I’m really happy about this project, but not for the best reasons. I bought this pattern to make a different feather print top, but chickened out (I’m in love with the fabric, and am still waiting for the right pattern). But hey, I had a different feather print knit sitting around, so why not try it?

This is Vogue 1503, a Rachel Comey design. The babydoll-ish ruffle is so not my style, but I kind of dig this whole look anyway. The overlapping shoulders (or as I think of them, onesie shoulders) are a cute detail, as well as the cuffed sleeve.

This is a pretty easy garment to sew, and I can see beginners being comfortable dipping their toes into the “OMG Vogue designer” pool successfully with this one (view A, at least). Of course, I used a knit fabric which makes things easier, but I don’t think a woven fabric would’ve been any harder. The fit is so generous and boxy that there’s room for error on fitting. In fact, I sized down from my usual 10 to an 8, and I wish I could’ve gone down another size or two. (Eight is the smallest size offered.)

You can get a feel for the roominess from the side. Hi Baby!

I didn’t make any changes to the pattern pieces, but I did edit out a few steps along the way. I serged all the seams instead of using French seams as directed. (For the record, I like Vogue’s French seam directions and recommend trying them out if you’ve been nervous about adding this skill to your repetoire). I also skipped a few steps on the cuffs; instead of slipstitching, stitching again, and then topstitching, I went straight to topstitching to hold it all together. Since I was going for “fancy tee shirt” instead of designer quality, this approach functioned well and saved me some needless work. If you’re hoping to make a special garment, perhaps stick with the directions.

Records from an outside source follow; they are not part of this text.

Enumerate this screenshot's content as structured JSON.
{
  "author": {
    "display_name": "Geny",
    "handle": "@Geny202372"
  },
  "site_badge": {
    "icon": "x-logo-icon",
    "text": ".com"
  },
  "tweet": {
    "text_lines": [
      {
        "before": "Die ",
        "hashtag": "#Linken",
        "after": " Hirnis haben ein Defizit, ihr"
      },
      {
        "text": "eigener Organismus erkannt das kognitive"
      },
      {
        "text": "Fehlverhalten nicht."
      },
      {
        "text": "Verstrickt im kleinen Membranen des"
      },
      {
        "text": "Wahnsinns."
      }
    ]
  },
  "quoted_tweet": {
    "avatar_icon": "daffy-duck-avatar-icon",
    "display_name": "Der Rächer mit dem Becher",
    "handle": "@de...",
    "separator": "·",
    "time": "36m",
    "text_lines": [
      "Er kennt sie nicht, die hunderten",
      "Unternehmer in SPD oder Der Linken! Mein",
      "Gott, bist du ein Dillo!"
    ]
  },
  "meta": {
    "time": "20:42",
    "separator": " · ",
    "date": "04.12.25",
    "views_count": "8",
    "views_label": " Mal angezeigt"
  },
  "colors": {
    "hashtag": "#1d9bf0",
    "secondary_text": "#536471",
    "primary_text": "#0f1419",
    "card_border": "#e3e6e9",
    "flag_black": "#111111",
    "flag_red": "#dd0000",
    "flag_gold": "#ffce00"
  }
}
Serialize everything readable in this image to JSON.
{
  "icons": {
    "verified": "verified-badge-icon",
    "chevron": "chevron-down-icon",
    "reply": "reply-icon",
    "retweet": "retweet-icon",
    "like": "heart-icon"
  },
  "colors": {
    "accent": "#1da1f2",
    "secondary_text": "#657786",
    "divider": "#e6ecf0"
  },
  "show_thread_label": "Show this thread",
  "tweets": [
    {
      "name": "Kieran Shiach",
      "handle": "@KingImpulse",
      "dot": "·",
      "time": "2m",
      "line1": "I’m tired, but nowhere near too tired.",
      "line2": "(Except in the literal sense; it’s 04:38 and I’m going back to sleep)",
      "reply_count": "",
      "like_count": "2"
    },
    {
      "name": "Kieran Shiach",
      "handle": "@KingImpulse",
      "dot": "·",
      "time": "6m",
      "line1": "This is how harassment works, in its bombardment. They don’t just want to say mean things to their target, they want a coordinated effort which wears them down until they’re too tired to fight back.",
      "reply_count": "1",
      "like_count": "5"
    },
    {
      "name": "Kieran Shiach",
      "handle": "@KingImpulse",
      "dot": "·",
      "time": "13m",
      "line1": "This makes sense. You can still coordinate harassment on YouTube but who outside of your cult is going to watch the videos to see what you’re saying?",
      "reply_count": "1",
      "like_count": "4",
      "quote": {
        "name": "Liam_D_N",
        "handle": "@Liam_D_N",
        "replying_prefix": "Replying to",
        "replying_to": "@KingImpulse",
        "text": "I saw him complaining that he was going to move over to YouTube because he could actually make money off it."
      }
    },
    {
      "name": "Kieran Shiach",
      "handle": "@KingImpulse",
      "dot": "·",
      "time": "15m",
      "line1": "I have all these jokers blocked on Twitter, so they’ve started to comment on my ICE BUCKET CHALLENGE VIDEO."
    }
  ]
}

If I were to make this again (and oddly, I might — it was fun to make!), I would cut the back on the fold and consider removing the back darts. I’m not sure why the back isn’t on a fold anyway. Unless you’re trying to save on yardage, skip the back seam (and I’m not even sure you save any yardage to be honest). As far as the darts, the shape is so boxy that they’re kind of useless. They’re not bad, but they’re so small that they don’t really accomplish much, and give you an extra opportunity to chew up your fabric.

I couldn’t get a shot where the back wasn’t blowing around a bit so… you get the idea

I’d also consider removing some width in the front. The shoulders on this top are very wide — like, I’m-going-to-be-fussing-with-my-bra-straps-all-day kind of wide. If I removed an inch or two from the center front when cutting, this whole top might work better. (But seriously, I have no idea what I’m doing, so that might be a TERRIBLE idea.)

Here’s a good shot of the shoulder width

All in all, this is a happy meh. It’s not the cutest thing I’ve ever worn, but it was fun and frustration-free to make. It certainly accomplishes what I set out to do: make a slightly fancy tee-shirt for my casual wardrobe. I actually think I’ll wear this a lot because it doesn’t seem too “special” or “perfect” to just thrown on any old day, but still feels like I have an outfit on instead of just a boring tee and jeans.

Welcome to the closet, my Feathered Tee of Happy Mediocrity!